Markets: the More Regulated, the Better for Insurance Prices
A regulated market is one in which charges are controlled by government bodies in order to ensure fair services and prevent monopolies. In such economies service provisions such as gas, water and internet are monitored by the government in order to ensure prices and services are fair, as well as competition between providers. While a regulated market might contradict the principles of free capitalism, it is absolutely essential in order for a market to actually freely thrive.
Service Quality at Cheap Prices
Ultimately, what you gain out of a regulated market is service quality throughout. This is practically guaranteed in an efficiently regulated market since the elimination of company monopolies creates a competitive market in which businesses can only compete through low prices and high quality. Anything other than this will ultimately cost a company its consumers or service users.
A regulated market thus encourages cheap prices and good quality. Of course, however the prices of goods and services normally depend on the particular region of where a regulated market is being implemented. Therefore a service may be cheaper and of better quality in a non-regulated market than in a regulated market. However, what can be guaranteed is that the price and quality of a service in a developed capitalist country is better when the market is regulated.

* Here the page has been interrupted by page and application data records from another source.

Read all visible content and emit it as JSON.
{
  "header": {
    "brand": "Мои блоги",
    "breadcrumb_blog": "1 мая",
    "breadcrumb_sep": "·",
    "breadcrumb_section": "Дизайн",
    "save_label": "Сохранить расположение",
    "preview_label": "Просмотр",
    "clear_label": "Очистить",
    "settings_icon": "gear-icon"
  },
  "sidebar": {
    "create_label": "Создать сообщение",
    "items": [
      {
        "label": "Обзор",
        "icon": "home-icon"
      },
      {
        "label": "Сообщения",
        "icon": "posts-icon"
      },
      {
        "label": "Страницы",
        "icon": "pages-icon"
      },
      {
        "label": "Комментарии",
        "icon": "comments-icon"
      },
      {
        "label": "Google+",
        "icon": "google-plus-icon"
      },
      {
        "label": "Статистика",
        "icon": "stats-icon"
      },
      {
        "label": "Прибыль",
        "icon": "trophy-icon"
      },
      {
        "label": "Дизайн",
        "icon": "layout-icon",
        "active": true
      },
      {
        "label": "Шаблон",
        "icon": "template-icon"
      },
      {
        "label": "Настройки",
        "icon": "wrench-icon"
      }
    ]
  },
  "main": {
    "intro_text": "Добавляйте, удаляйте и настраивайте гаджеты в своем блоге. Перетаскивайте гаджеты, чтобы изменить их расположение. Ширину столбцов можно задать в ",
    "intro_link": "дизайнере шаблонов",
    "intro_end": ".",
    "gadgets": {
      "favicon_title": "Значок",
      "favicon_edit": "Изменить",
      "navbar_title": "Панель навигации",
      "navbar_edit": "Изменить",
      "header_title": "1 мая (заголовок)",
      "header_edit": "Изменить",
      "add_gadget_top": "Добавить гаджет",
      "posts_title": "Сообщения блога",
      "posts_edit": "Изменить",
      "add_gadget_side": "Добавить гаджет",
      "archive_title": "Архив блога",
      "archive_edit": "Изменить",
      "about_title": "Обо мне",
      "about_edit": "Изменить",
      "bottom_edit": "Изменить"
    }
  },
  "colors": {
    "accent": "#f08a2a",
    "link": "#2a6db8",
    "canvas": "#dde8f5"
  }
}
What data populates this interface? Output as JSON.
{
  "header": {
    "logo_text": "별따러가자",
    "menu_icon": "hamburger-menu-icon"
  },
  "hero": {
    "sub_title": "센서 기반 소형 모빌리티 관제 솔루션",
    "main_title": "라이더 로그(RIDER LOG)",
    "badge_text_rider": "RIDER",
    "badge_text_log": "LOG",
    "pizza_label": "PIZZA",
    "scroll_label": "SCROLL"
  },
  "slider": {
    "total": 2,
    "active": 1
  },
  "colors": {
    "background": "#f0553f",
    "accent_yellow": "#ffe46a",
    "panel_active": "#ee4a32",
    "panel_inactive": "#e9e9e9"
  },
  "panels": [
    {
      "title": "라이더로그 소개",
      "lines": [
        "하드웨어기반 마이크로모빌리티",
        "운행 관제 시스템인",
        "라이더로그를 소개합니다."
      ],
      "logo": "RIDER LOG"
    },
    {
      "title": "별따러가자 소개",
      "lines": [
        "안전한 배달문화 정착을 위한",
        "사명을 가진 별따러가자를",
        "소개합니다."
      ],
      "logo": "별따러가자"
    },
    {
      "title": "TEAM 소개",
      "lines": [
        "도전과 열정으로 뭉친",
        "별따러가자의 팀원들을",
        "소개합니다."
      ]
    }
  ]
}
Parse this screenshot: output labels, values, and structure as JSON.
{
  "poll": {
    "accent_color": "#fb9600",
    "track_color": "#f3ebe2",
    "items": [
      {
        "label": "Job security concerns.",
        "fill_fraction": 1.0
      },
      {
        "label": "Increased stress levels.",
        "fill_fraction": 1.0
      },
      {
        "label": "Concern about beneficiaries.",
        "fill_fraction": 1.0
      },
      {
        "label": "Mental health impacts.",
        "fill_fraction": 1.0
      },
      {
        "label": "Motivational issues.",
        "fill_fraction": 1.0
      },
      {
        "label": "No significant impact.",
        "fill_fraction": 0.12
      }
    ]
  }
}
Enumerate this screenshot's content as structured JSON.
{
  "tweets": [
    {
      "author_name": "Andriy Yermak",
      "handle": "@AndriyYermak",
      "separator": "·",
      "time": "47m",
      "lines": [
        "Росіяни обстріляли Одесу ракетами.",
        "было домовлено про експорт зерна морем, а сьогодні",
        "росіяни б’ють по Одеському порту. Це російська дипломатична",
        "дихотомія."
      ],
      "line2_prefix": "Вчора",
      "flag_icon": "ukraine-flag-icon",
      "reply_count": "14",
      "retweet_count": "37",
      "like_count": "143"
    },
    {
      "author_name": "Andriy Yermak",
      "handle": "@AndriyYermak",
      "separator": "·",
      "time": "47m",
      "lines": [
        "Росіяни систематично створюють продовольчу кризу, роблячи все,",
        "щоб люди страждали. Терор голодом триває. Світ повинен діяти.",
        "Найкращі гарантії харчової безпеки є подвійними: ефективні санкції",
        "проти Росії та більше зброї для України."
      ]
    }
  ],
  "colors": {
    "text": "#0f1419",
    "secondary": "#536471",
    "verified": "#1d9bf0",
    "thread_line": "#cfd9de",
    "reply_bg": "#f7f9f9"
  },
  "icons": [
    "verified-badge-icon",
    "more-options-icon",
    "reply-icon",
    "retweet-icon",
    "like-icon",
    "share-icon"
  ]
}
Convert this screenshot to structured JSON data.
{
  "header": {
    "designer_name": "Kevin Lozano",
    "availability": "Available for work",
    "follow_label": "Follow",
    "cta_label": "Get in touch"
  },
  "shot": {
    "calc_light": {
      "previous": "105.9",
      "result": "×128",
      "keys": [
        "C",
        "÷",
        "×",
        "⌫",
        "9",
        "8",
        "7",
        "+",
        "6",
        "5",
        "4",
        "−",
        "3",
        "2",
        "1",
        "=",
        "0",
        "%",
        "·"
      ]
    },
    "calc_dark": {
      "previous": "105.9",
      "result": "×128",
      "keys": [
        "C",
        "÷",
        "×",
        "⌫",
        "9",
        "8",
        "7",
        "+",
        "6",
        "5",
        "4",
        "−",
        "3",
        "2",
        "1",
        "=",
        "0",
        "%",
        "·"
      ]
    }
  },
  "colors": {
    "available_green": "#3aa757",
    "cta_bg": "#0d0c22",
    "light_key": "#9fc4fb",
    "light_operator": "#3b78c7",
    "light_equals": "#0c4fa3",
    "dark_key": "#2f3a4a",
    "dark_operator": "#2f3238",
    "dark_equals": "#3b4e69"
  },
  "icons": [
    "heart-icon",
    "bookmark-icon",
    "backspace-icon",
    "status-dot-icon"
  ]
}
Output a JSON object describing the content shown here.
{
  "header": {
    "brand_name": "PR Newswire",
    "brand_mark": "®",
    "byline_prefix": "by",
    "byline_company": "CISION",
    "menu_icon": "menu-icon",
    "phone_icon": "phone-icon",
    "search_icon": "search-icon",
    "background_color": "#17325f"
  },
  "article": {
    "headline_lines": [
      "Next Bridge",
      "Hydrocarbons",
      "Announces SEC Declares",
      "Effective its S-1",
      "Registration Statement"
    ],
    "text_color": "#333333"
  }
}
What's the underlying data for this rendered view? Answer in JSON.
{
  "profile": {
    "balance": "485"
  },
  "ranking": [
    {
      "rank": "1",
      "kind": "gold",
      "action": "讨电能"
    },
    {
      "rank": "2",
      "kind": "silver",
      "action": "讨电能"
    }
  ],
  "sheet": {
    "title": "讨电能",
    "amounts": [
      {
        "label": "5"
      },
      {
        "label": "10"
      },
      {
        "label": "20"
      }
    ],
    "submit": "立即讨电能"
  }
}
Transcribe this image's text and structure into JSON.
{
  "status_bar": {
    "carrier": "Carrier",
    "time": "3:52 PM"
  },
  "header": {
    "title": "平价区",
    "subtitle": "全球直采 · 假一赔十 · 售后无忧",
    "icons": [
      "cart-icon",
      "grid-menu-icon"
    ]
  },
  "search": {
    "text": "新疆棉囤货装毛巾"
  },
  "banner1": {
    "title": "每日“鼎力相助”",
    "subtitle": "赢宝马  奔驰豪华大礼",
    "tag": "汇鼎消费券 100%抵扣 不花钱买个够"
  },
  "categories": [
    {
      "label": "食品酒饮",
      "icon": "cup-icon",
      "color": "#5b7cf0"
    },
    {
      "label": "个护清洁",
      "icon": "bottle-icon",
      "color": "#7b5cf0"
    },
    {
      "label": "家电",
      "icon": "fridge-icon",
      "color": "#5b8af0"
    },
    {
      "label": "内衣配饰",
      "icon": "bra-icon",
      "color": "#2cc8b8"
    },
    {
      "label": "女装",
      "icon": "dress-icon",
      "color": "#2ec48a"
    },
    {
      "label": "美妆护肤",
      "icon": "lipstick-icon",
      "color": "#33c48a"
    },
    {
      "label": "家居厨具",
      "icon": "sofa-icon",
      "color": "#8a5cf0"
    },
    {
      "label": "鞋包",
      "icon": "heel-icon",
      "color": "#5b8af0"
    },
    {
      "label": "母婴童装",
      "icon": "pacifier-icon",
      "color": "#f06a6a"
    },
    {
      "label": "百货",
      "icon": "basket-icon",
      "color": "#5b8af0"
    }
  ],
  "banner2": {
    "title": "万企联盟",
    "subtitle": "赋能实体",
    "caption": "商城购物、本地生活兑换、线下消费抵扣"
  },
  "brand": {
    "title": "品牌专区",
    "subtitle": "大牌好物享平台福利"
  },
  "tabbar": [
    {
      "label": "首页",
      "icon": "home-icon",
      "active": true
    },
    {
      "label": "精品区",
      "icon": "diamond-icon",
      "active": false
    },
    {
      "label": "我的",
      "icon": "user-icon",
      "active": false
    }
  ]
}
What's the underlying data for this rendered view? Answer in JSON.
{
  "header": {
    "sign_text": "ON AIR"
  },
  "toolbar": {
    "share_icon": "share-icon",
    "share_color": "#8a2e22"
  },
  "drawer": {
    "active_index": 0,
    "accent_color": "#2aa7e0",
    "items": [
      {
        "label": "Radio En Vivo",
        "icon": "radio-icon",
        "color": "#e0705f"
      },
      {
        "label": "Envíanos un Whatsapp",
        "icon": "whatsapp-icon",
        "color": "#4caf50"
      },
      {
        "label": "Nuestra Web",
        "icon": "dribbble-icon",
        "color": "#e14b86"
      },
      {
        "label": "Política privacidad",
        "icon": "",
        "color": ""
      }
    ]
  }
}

Take phone bills for example. Before our telecommunications in Britain was regulated BT held an unfair monopoly, which meant they could keep prices high for customers, with no great pressure – in the form of competition – to deliver quality. Since the late 90s however, huge steps have been made by the government to encourage competition and prevent such a monopoly from taking place. Telephone prices are now considerably cheap in comparison to how they were.
Another example can be found in it the housing market, where companies like Rentify Property Management have no option but to provide competitive prices for their clients in order to avoid being priced out of the market.
Regulated markets have even been credited to playing a key role in social and economic progress. The idea here is that increased competition boosts the fluidity and fruitfulness of an economy and market.
In Regards to Insurance
Insurance costs are cheaper in regulated markets, for the simple reason that no single company can overcharge customers and hold a monopoly over the market while doing so. Brits can therefore benefit from taking their pick of insurance company out of a host of suitors, all vying for customers through cheap prices and enticing deals.
This would most probably not have been the case in an unregulated market. From car to health insurance, we have a lot to thank market regulations for.
Marcus Booker is a freelance copywriter from London. He enjoys writting about all things finance and gradually wants to work his way up the property ladder.